“But my biggest hope is to see the government embracing chess as a subject in schools from primary level,” he said, pointing out that ‘brain games’ are supposed to be included in Ugandan school curriculums but are rarely used in practice. He has lobbied the education ministry but so far without success.
‘Trophies are a bonus’
Bringing chess into the mainstream has not been an easy task. Competing with televised football for funding and sponsorship is nearly impossible, while a long-running misconception among many Ugandans that chess is simply a means of gambling does not help matters.
But mostly, Robert argues, the government simply does not appreciate the benefits or importance of chess.
“I teach my children that trophies are a bonus, but that everyone achieves in chess as long as they can integrate its principles into their lives,” he told Al Jazeera over a soda in a rustic cafe overlooking Kampala’s urban sprawl.
“Chess offers a lot more than trophies. It teaches strategy, abstract thinking, resource management, problem solving and perseverance.”
Rachael Ofumbi, the headmistress of a Kampala primary school who introduced chess classes after hearing Phiona Mutesi’s story earlier this year, said the sessions have led to a noticeable increase in the attentiveness of her students.
“When my own daughter went to the training she became a different person… Now we have four parents who want to learn.”
For the disadvantaged youth of Katwe, where jobs are few and opportunities scarce, Phiona’s story sends a powerful message. As one of the Katwe chess players points out, in chess it’s possible for even a humble pawn to become a queen.
“Most children here don’t have goals,” said Richard Tugume, a 23-year-old Katwe resident and one of the first to join the chess academy.

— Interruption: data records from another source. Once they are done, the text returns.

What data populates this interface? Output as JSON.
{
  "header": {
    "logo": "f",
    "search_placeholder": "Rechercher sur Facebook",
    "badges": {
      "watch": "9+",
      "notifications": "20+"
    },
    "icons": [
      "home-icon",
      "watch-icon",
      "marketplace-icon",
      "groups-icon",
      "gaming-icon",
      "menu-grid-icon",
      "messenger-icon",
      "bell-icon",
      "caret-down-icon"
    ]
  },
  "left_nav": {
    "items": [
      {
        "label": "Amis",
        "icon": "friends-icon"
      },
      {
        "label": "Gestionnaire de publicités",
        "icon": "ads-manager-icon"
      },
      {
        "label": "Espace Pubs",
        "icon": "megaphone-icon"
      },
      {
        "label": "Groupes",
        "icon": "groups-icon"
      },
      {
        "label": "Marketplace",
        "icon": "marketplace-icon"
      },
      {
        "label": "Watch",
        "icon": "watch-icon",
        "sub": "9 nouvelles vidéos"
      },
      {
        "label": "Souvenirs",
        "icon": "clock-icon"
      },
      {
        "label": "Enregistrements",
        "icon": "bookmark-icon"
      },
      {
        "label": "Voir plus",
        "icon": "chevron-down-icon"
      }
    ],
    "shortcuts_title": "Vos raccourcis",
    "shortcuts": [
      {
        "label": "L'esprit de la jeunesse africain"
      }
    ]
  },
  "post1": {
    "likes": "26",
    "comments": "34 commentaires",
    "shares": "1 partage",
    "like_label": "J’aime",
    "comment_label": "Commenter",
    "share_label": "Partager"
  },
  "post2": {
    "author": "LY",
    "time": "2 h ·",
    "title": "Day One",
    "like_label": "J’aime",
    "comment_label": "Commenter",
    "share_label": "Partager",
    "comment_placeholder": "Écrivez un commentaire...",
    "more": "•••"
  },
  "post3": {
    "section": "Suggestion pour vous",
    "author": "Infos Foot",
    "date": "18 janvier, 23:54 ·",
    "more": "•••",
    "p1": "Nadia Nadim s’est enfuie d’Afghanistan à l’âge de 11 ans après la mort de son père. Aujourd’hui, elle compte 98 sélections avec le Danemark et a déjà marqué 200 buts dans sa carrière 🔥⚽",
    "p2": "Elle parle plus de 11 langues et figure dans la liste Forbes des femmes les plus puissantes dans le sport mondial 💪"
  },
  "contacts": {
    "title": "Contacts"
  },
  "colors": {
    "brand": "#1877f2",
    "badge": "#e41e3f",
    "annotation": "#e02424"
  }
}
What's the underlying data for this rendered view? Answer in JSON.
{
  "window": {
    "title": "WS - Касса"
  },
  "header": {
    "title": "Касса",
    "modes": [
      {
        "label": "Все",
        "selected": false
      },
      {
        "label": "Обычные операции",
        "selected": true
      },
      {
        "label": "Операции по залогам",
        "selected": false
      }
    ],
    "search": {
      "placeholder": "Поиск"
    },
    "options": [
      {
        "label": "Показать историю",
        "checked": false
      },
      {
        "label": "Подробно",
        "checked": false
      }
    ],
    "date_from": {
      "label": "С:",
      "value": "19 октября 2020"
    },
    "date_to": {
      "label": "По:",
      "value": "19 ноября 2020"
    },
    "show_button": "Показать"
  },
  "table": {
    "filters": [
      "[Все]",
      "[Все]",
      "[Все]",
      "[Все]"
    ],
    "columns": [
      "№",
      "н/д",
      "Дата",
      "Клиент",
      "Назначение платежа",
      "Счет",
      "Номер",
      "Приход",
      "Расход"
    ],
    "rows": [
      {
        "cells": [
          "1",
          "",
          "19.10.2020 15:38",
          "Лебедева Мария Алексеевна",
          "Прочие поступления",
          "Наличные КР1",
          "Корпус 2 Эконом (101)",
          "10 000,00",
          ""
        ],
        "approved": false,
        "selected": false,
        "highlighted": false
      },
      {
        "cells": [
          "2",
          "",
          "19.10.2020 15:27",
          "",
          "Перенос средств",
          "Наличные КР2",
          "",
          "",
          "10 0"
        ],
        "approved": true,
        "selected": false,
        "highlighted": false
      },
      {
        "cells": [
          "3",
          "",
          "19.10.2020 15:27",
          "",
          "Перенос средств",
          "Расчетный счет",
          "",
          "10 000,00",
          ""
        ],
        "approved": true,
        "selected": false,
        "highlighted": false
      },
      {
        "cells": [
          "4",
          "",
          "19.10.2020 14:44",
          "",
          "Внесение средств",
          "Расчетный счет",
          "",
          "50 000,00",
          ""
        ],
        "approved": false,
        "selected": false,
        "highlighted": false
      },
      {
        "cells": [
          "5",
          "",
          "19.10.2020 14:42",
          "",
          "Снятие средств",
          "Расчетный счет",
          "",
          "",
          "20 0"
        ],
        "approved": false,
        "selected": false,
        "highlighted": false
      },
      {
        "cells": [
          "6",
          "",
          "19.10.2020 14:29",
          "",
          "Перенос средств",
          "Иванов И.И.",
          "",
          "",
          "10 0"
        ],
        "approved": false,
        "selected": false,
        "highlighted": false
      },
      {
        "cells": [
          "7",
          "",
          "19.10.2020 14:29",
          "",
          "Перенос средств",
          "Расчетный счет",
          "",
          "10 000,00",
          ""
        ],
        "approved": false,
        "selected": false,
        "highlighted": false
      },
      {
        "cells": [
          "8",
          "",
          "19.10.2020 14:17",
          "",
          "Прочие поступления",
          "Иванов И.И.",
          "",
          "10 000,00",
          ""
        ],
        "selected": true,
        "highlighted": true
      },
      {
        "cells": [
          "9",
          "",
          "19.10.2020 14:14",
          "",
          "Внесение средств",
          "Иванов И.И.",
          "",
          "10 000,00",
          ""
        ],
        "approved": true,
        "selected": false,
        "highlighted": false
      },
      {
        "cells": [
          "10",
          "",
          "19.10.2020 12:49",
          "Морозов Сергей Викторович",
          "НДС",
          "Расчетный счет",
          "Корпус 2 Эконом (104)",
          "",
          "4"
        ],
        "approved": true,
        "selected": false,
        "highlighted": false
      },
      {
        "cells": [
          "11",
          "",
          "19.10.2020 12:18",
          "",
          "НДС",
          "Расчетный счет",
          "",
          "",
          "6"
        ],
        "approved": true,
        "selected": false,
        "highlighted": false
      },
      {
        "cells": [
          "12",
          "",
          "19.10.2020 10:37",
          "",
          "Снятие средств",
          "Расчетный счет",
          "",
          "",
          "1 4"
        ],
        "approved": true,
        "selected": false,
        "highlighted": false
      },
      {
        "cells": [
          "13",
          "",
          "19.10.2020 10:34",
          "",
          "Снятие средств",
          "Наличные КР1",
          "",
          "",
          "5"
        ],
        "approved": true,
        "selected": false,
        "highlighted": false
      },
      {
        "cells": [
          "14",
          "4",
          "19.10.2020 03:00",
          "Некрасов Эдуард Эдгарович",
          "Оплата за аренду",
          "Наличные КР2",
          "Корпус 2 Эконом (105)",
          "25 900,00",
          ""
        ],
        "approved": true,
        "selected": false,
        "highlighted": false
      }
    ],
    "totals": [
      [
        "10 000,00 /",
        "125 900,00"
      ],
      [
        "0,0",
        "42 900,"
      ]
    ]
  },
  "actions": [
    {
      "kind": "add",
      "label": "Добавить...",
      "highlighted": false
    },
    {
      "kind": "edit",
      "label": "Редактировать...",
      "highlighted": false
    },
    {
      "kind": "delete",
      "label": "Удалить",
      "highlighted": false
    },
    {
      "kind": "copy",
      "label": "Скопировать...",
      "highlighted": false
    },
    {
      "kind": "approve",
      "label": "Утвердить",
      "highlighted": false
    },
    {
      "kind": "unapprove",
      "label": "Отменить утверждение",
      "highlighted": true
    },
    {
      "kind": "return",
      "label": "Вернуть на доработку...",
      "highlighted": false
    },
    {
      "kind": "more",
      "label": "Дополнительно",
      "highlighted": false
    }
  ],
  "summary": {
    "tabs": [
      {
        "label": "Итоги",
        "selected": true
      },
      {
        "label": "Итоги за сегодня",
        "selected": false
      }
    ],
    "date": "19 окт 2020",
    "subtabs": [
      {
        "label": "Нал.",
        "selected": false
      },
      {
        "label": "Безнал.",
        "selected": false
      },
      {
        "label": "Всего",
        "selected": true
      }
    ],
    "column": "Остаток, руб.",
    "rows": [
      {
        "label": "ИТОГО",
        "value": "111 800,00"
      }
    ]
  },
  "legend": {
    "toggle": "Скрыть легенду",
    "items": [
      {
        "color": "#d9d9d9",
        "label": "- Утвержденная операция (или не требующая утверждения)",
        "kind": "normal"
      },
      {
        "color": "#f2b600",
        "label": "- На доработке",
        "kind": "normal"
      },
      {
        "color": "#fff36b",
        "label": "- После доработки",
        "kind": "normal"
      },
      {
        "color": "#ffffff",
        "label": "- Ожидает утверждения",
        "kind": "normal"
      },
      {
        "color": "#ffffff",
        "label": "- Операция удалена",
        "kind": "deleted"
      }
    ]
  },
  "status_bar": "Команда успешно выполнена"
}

“Making people have a goal in life is the most important thing the project has done. We have some who want to be engineers and doctors, and some who want to be [chess] grandmasters. Without chess, I don’t know where I’d be.”